*** DATA PROVIDED ***

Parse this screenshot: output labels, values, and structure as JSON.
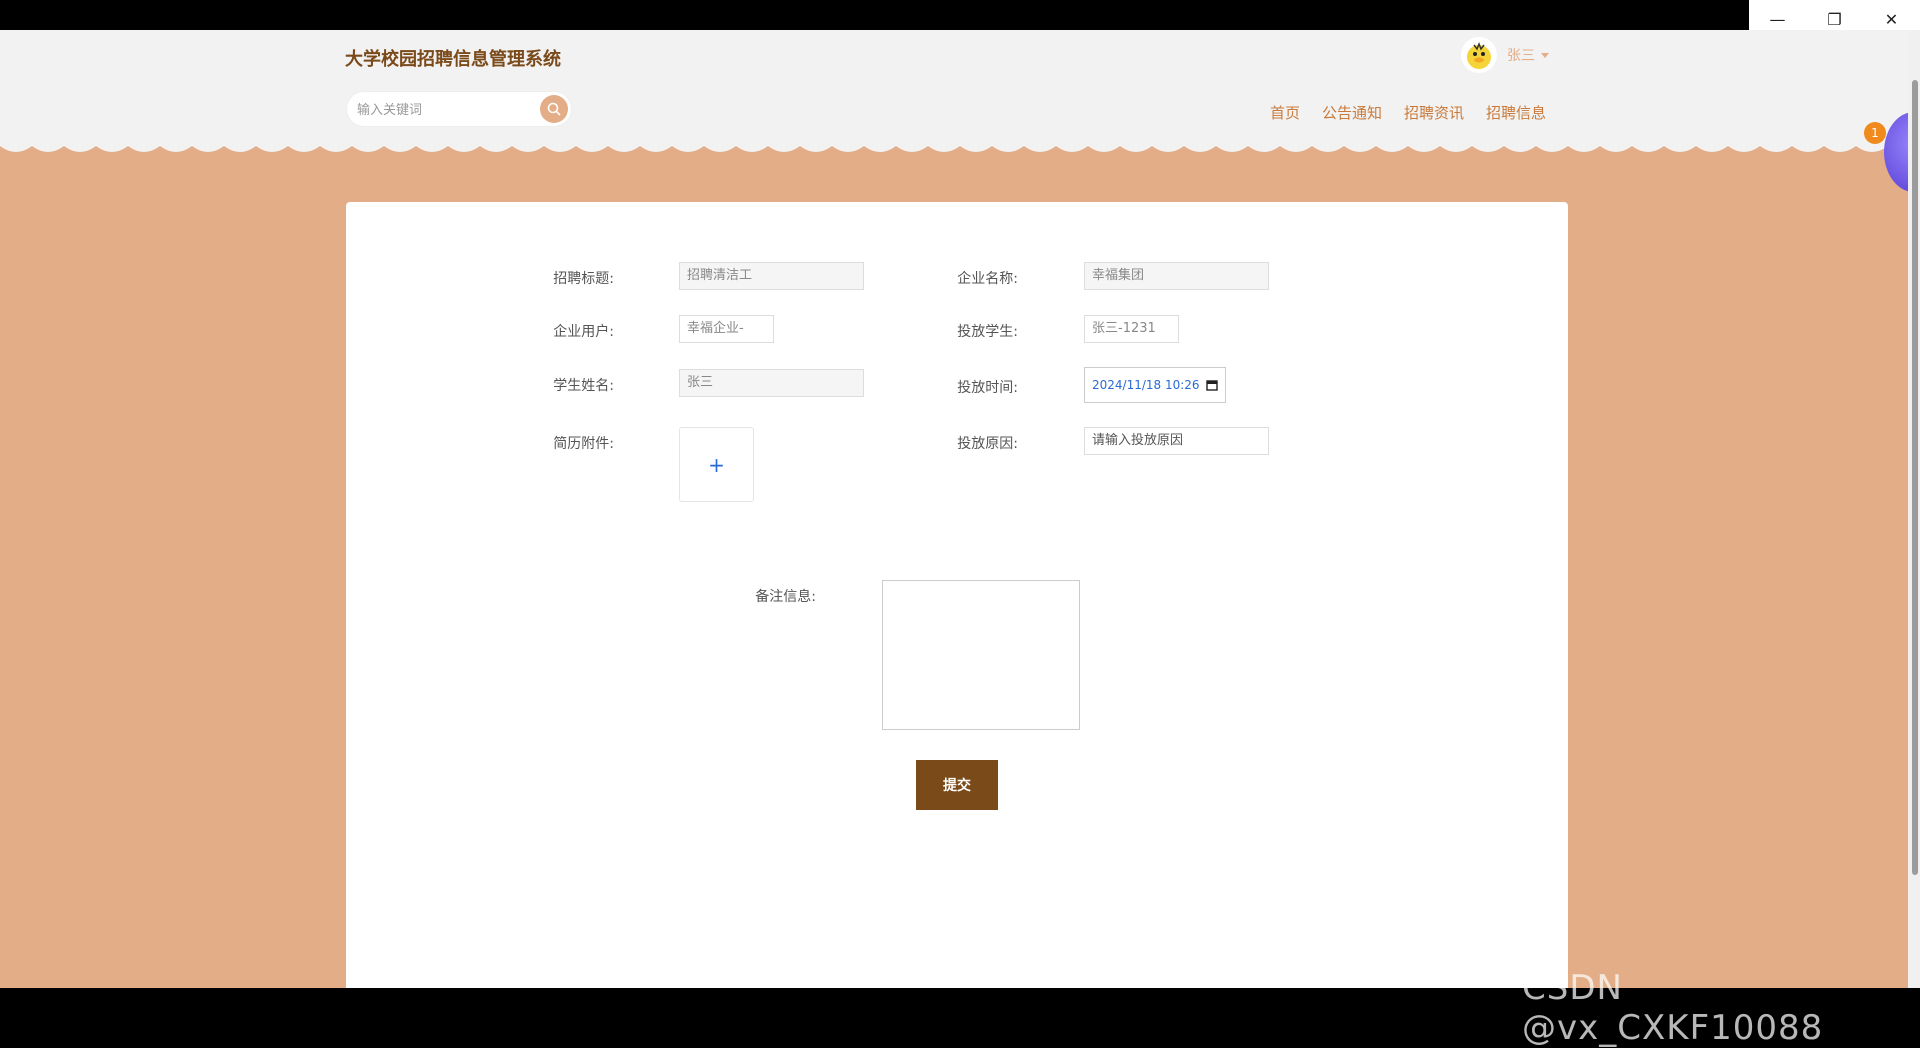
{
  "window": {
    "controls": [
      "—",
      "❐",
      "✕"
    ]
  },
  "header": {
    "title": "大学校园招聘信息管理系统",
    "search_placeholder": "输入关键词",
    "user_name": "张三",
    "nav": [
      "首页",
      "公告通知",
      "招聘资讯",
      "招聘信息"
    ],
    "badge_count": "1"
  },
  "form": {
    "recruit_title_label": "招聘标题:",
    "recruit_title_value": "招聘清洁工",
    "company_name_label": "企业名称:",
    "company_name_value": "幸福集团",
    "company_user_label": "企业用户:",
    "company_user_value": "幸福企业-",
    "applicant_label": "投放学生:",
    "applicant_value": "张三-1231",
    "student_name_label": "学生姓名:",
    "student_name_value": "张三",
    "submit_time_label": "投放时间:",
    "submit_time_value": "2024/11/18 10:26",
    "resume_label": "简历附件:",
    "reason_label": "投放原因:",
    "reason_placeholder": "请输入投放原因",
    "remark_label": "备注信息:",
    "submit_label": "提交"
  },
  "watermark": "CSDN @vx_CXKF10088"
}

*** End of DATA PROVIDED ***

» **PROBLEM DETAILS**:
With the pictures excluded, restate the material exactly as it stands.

» **EXERCISE RESULT**:
Parse this screenshot: output labels, values, and structure as JSON.
{
  "window": {
    "controls": [
      "—",
      "❐",
      "✕"
    ]
  },
  "header": {
    "title": "大学校园招聘信息管理系统",
    "search_placeholder": "输入关键词",
    "user_name": "张三",
    "nav": [
      "首页",
      "公告通知",
      "招聘资讯",
      "招聘信息"
    ],
    "badge_count": "1"
  },
  "form": {
    "recruit_title_label": "招聘标题:",
    "recruit_title_value": "招聘清洁工",
    "company_name_label": "企业名称:",
    "company_name_value": "幸福集团",
    "company_user_label": "企业用户:",
    "company_user_value": "幸福企业-",
    "applicant_label": "投放学生:",
    "applicant_value": "张三-1231",
    "student_name_label": "学生姓名:",
    "student_name_value": "张三",
    "submit_time_label": "投放时间:",
    "submit_time_value": "2024/11/18 10:26",
    "resume_label": "简历附件:",
    "reason_label": "投放原因:",
    "reason_placeholder": "请输入投放原因",
    "remark_label": "备注信息:",
    "submit_label": "提交"
  },
  "watermark": "CSDN @vx_CXKF10088"
}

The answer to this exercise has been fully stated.